ACTIVITY: Apart from the pictures, every entry below must be given again exactly.

Website and app data records:
________

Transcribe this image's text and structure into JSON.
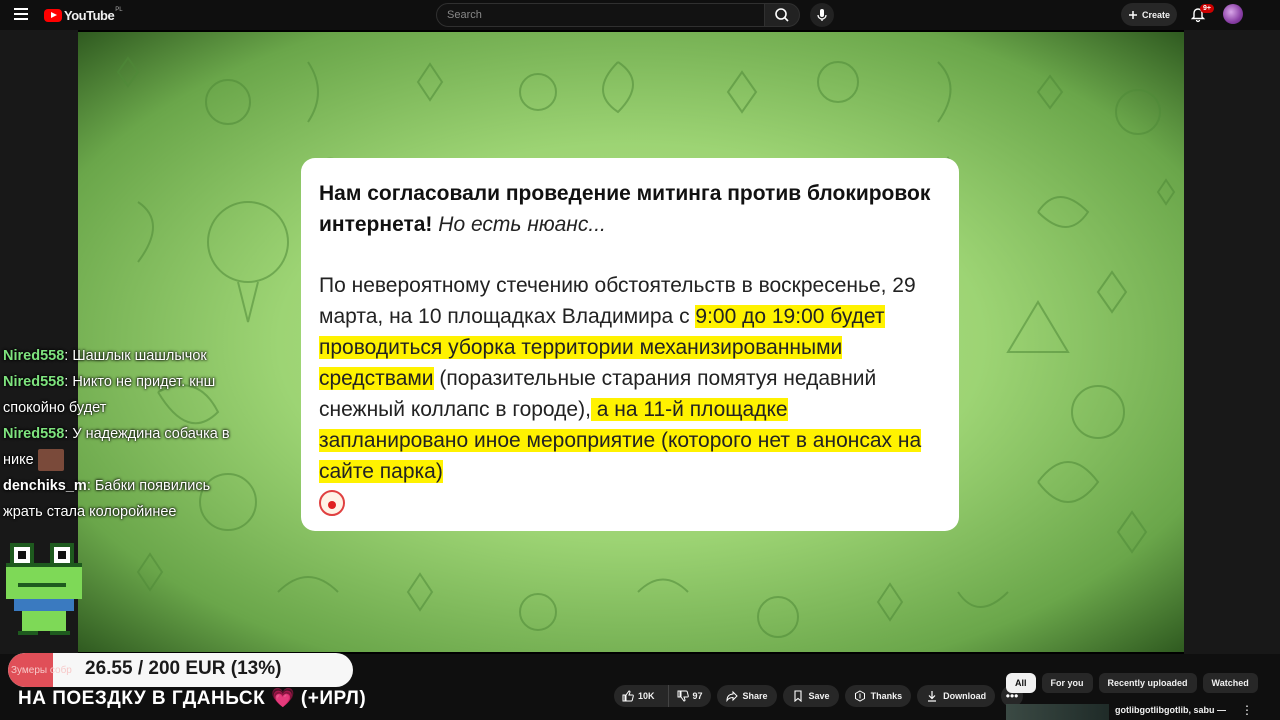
{
  "header": {
    "logo_text": "YouTube",
    "country_code": "PL",
    "search_placeholder": "Search",
    "create_label": "Create",
    "notifications_badge": "9+"
  },
  "post": {
    "title_bold": "Нам согласовали проведение митинга против блокировок интернета!",
    "title_italic": "Но есть нюанс...",
    "body_plain_1": "По невероятному стечению обстоятельств в воскресенье, 29 марта, на 10 площадках Владимира с ",
    "body_highlight_1": "9:00 до 19:00 будет проводиться уборка территории механизированными средствами",
    "body_plain_2": " (поразительные старания помятуя недавний снежный коллапс в городе),",
    "body_highlight_2": " а на 11-й площадке запланировано иное мероприятие (которого нет в анонсах на сайте парка)"
  },
  "chat": {
    "messages": [
      {
        "nick": "Nired558",
        "text": "Шашлык шашлычок"
      },
      {
        "nick": "Nired558",
        "text": "Никто не придет. кнш спокойно будет"
      },
      {
        "nick": "Nired558",
        "text": "У надеждина собачка в нике"
      },
      {
        "nick": "denchiks_m",
        "text": "Бабки появились жрать стала колоройинее"
      }
    ]
  },
  "donation": {
    "label": "26.55 / 200 EUR (13%)",
    "progress_percent": 13,
    "ghost_text": "Зумеры собр",
    "fill_color": "#e04f58"
  },
  "tagline": "НА ПОЕЗДКУ В ГДАНЬСК 💗 (+ИРЛ)",
  "actions": {
    "likes": "10K",
    "dislikes": "97",
    "share": "Share",
    "save": "Save",
    "thanks": "Thanks",
    "download": "Download"
  },
  "chips": [
    "All",
    "For you",
    "Recently uploaded",
    "Watched"
  ],
  "recommendation": {
    "title": "gotlibgotlibgotlib, sabu —"
  }
}
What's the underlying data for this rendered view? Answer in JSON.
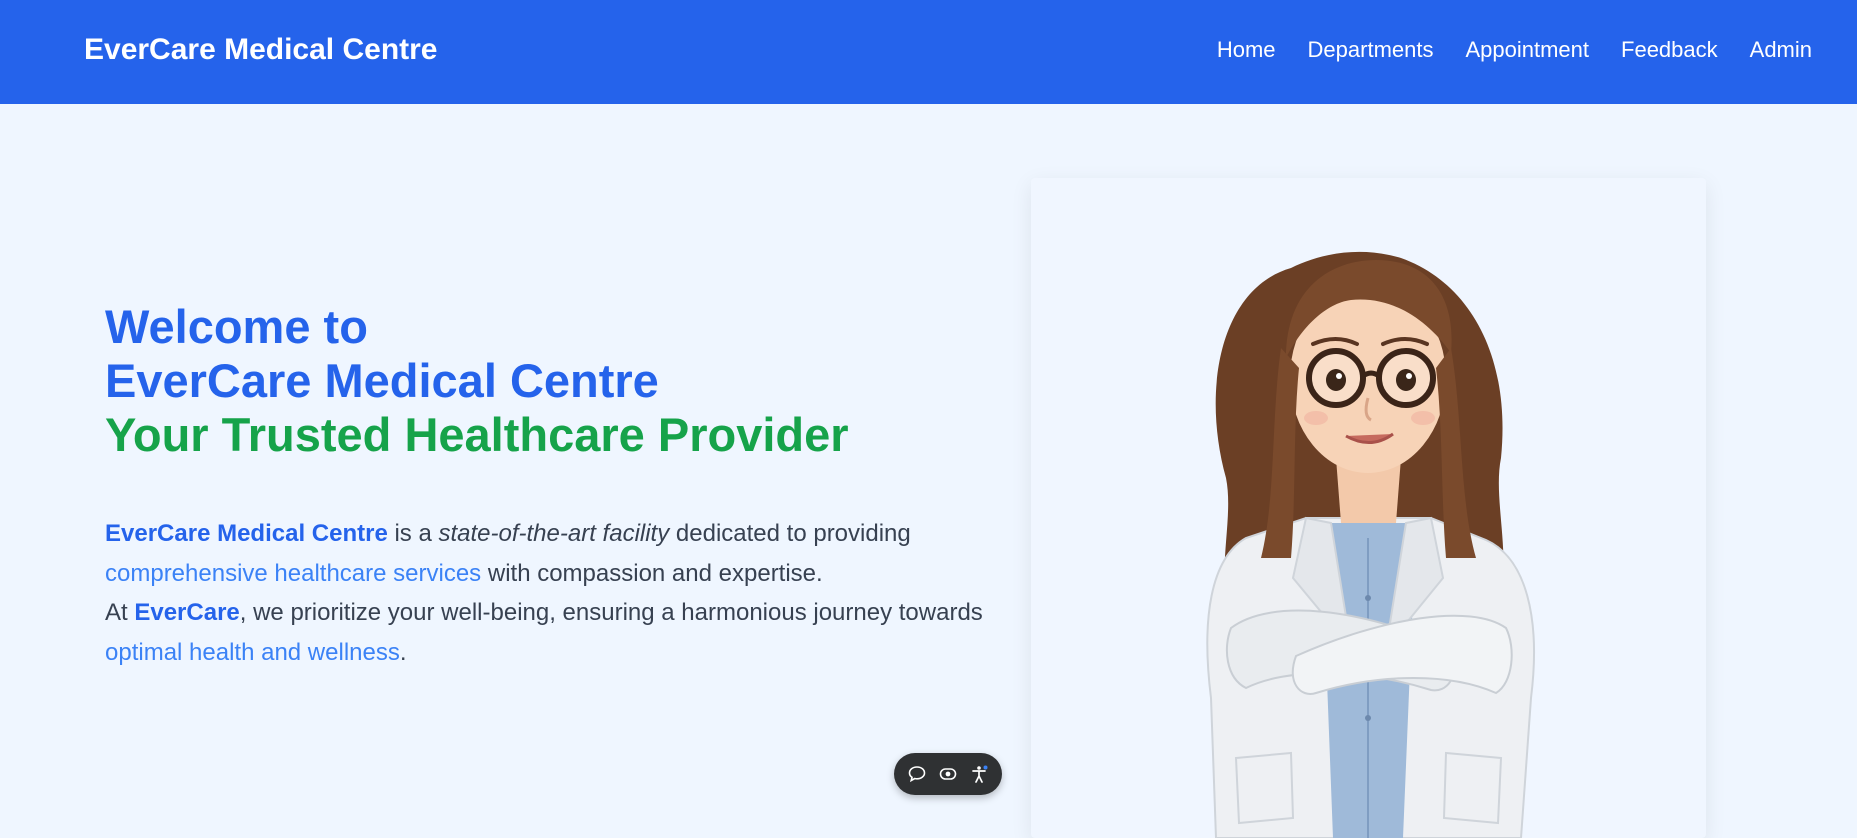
{
  "header": {
    "brand": "EverCare Medical Centre",
    "nav": [
      "Home",
      "Departments",
      "Appointment",
      "Feedback",
      "Admin"
    ]
  },
  "hero": {
    "title_line1": "Welcome to",
    "title_line2": "EverCare Medical Centre",
    "title_line3": "Your Trusted Healthcare Provider",
    "desc": {
      "brand": "EverCare Medical Centre",
      "t1": " is a ",
      "em": "state-of-the-art facility",
      "t2": " dedicated to providing ",
      "link1": "comprehensive healthcare services",
      "t3": " with compassion and expertise.",
      "t4": "At ",
      "brand_short": "EverCare",
      "t5": ", we prioritize your well-being, ensuring a harmonious journey towards ",
      "link2": "optimal health and wellness",
      "t6": "."
    }
  },
  "toolbar": {
    "icons": [
      "speech-bubble-icon",
      "eye-icon",
      "accessibility-person-icon"
    ]
  },
  "colors": {
    "primary": "#2563eb",
    "accent_green": "#16a34a",
    "background": "#eff6ff",
    "link": "#3b82f6"
  }
}
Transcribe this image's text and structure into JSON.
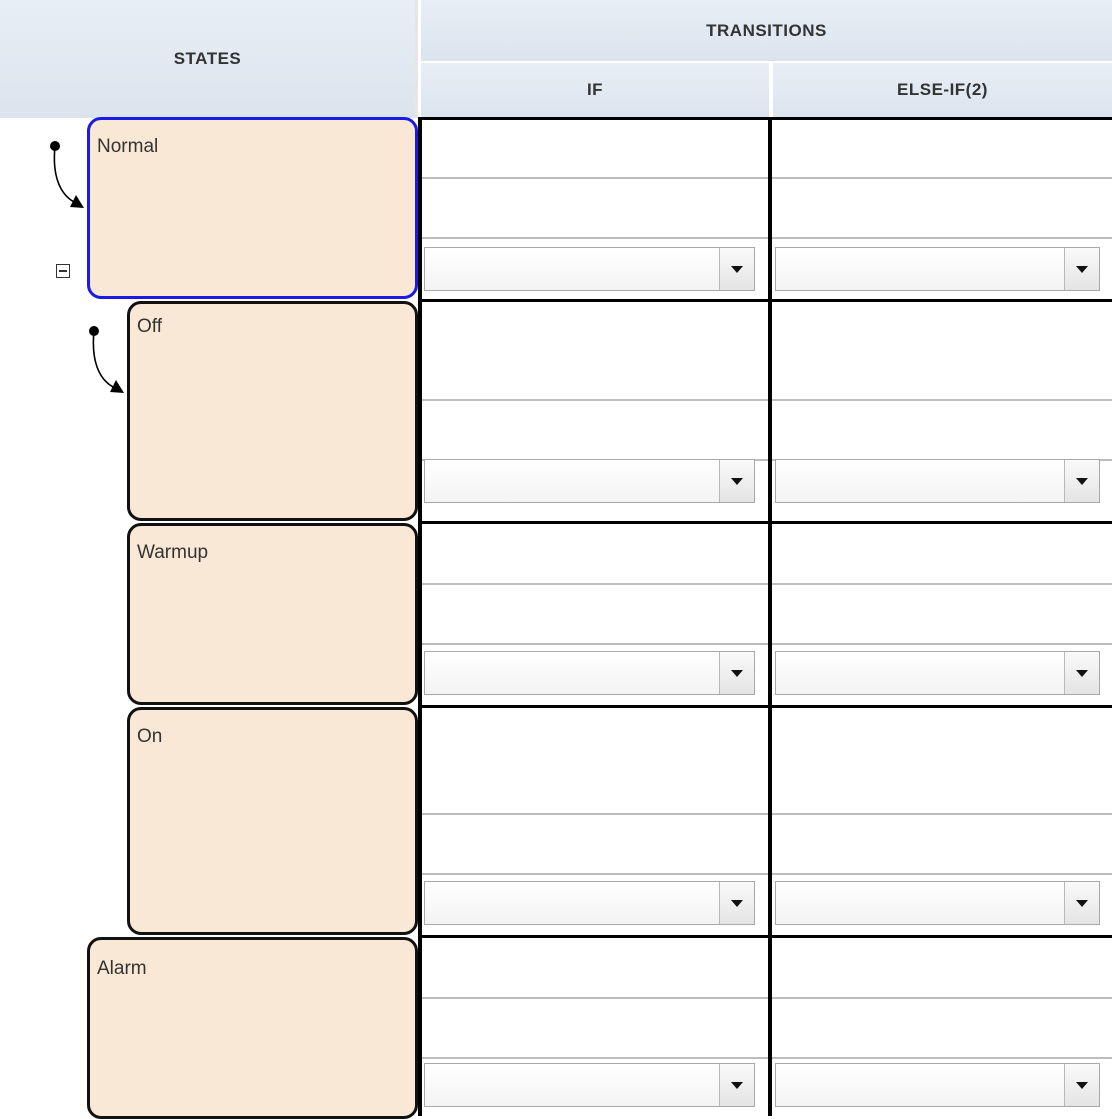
{
  "headers": {
    "states": "STATES",
    "transitions": "TRANSITIONS",
    "if": "IF",
    "else_if": "ELSE-IF(2)"
  },
  "states": [
    {
      "name": "Normal",
      "selected": true,
      "default_transition": true,
      "collapsible": true
    },
    {
      "name": "Off",
      "selected": false,
      "default_transition": true
    },
    {
      "name": "Warmup",
      "selected": false
    },
    {
      "name": "On",
      "selected": false
    },
    {
      "name": "Alarm",
      "selected": false
    }
  ],
  "transition_cells": {
    "if_dropdown_value": "",
    "else_if_dropdown_value": ""
  },
  "colors": {
    "state_fill": "#f9e8d5",
    "selected_border": "#1a1ae6",
    "header_bg": "#dbe4ee"
  }
}
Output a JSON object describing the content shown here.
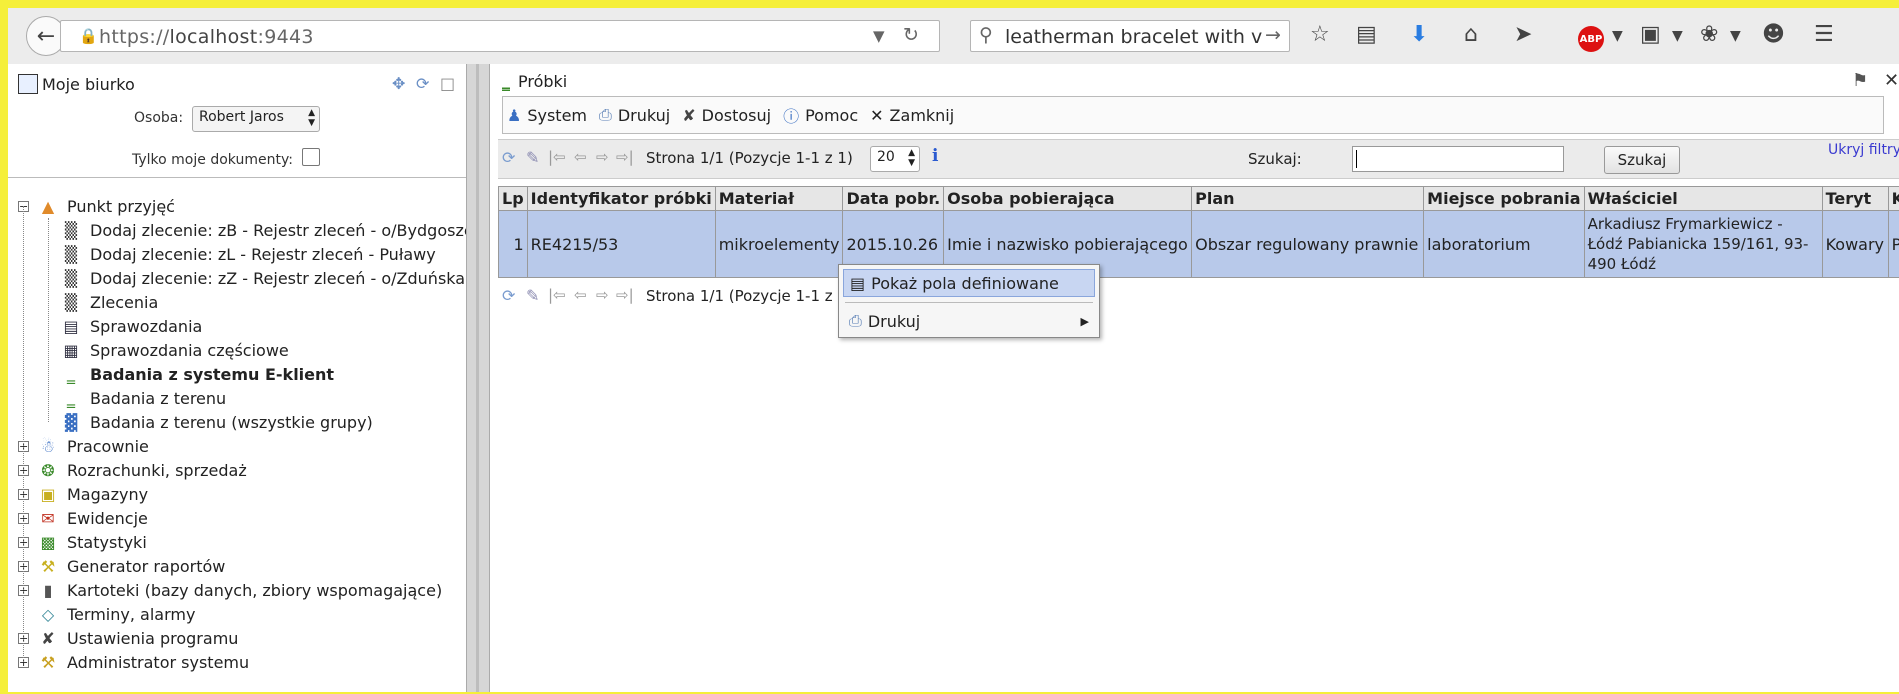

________

SOLUTION FOR THIS EXERCISE:
Transcribe this image's text and structure into JSON.
{
  "header": {
    "logo_text": "YouTube",
    "country_code": "PL",
    "search_placeholder": "Search",
    "create_label": "Create",
    "notifications_badge": "9+"
  },
  "post": {
    "title_bold": "Нам согласовали проведение митинга против блокировок интернета!",
    "title_italic": "Но есть нюанс...",
    "body_plain_1": "По невероятному стечению обстоятельств в воскресенье, 29 марта, на 10 площадках Владимира с ",
    "body_highlight_1": "9:00 до 19:00 будет проводиться уборка территории механизированными средствами",
    "body_plain_2": " (поразительные старания помятуя недавний снежный коллапс в городе),",
    "body_highlight_2": " а на 11-й площадке запланировано иное мероприятие (которого нет в анонсах на сайте парка)"
  },
  "chat": {
    "messages": [
      {
        "nick": "Nired558",
        "text": "Шашлык шашлычок"
      },
      {
        "nick": "Nired558",
        "text": "Никто не придет. кнш спокойно будет"
      },
      {
        "nick": "Nired558",
        "text": "У надеждина собачка в нике"
      },
      {
        "nick": "denchiks_m",
        "text": "Бабки появились жрать стала колоройинее"
      }
    ]
  },
  "donation": {
    "label": "26.55 / 200 EUR (13%)",
    "progress_percent": 13,
    "ghost_text": "Зумеры собр",
    "fill_color": "#e04f58"
  },
  "tagline": "НА ПОЕЗДКУ В ГДАНЬСК 💗 (+ИРЛ)",
  "actions": {
    "likes": "10K",
    "dislikes": "97",
    "share": "Share",
    "save": "Save",
    "thanks": "Thanks",
    "download": "Download"
  },
  "chips": [
    "All",
    "For you",
    "Recently uploaded",
    "Watched"
  ],
  "recommendation": {
    "title": "gotlibgotlibgotlib, sabu —"
  }
}
What's the underlying data for this rendered view? Answer in JSON.
{
  "header": {
    "brand": "EverCare Medical Centre",
    "nav": [
      "Home",
      "Departments",
      "Appointment",
      "Feedback",
      "Admin"
    ]
  },
  "hero": {
    "title_line1": "Welcome to",
    "title_line2": "EverCare Medical Centre",
    "title_line3": "Your Trusted Healthcare Provider",
    "desc": {
      "brand": "EverCare Medical Centre",
      "t1": " is a ",
      "em": "state-of-the-art facility",
      "t2": " dedicated to providing ",
      "link1": "comprehensive healthcare services",
      "t3": " with compassion and expertise.",
      "t4": "At ",
      "brand_short": "EverCare",
      "t5": ", we prioritize your well-being, ensuring a harmonious journey towards ",
      "link2": "optimal health and wellness",
      "t6": "."
    }
  },
  "toolbar": {
    "icons": [
      "speech-bubble-icon",
      "eye-icon",
      "accessibility-person-icon"
    ]
  },
  "colors": {
    "primary": "#2563eb",
    "accent_green": "#16a34a",
    "background": "#eff6ff",
    "link": "#3b82f6"
  }
}
Transcribe this image's text and structure into JSON.
{
  "headers": {
    "states": "STATES",
    "transitions": "TRANSITIONS",
    "if": "IF",
    "else_if": "ELSE-IF(2)"
  },
  "states": [
    {
      "name": "Normal",
      "selected": true,
      "default_transition": true,
      "collapsible": true
    },
    {
      "name": "Off",
      "selected": false,
      "default_transition": true
    },
    {
      "name": "Warmup",
      "selected": false
    },
    {
      "name": "On",
      "selected": false
    },
    {
      "name": "Alarm",
      "selected": false
    }
  ],
  "transition_cells": {
    "if_dropdown_value": "",
    "else_if_dropdown_value": ""
  },
  "colors": {
    "state_fill": "#f9e8d5",
    "selected_border": "#1a1ae6",
    "header_bg": "#dbe4ee"
  }
}
Output a JSON object describing the content shown here.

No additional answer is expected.